The amount of water required depends on many factors: type of container (terracotta dries out faster than other pots), size of container, height of container, time of year, position, heat, humidity etc.
During the warmer months water thoroughly then let the soil go dry before rewatering. Put your finger a couple of centimetres down into the soil and feel if the soil is moist. When in doubt it is safer to underwater than to overdo it. Succulents store water in their stems and leaves and can tolerate periods of dryness without harm. During the cooler months, water less frequently and less deeply. Try to water in the morning when a sunny day is expected so that any excess will evaporate in the sunlight. If you have purchased a small plant it will, in most cases, be a baby, and require a little more care. It will dry out fairly quickly in summer and will need watering more often until its roots are fully grown.
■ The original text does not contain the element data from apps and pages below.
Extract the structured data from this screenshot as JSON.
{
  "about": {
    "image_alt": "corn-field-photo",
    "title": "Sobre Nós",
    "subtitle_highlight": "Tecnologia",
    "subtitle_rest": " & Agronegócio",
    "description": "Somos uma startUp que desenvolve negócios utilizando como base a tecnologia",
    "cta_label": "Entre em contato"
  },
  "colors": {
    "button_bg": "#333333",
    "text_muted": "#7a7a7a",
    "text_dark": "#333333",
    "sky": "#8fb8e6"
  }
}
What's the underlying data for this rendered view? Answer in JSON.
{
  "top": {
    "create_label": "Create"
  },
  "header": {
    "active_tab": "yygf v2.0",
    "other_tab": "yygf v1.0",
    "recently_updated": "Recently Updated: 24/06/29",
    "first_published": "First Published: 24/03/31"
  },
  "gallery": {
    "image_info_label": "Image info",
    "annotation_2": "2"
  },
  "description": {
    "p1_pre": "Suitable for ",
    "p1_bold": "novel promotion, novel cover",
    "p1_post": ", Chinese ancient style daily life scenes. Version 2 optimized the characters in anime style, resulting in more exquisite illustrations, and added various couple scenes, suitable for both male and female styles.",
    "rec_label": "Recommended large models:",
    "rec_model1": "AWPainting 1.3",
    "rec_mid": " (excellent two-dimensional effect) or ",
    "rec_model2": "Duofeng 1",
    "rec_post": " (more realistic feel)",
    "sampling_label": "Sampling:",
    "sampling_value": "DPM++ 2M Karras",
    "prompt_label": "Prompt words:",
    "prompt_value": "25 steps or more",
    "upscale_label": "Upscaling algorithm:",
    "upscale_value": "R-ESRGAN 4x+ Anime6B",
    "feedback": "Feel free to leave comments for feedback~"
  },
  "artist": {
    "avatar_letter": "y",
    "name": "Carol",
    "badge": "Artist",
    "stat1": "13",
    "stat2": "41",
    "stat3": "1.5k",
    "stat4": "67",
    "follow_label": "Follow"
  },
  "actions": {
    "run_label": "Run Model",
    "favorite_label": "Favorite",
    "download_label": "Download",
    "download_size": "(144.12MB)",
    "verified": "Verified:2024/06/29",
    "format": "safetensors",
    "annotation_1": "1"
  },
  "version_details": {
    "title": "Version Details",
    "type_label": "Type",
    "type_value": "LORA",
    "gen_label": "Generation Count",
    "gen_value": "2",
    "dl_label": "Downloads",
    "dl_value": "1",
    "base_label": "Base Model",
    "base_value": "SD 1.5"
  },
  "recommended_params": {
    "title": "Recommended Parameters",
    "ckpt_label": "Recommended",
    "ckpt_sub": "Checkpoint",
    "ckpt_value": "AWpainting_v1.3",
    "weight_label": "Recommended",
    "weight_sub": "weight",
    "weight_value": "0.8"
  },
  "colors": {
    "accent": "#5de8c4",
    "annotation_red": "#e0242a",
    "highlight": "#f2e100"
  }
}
Although these plants generally need less and not as often, feeding is necessary for vigorous and healthy growth. All commercial fertilisers have an NPK reading (nitrogen:phosphorus:potassium). Look for one with a low nitrogen reading like African Violet or flowering houseplant fertiliser. Use only half the recommended dosage at the beginning of the growing season, usually spring.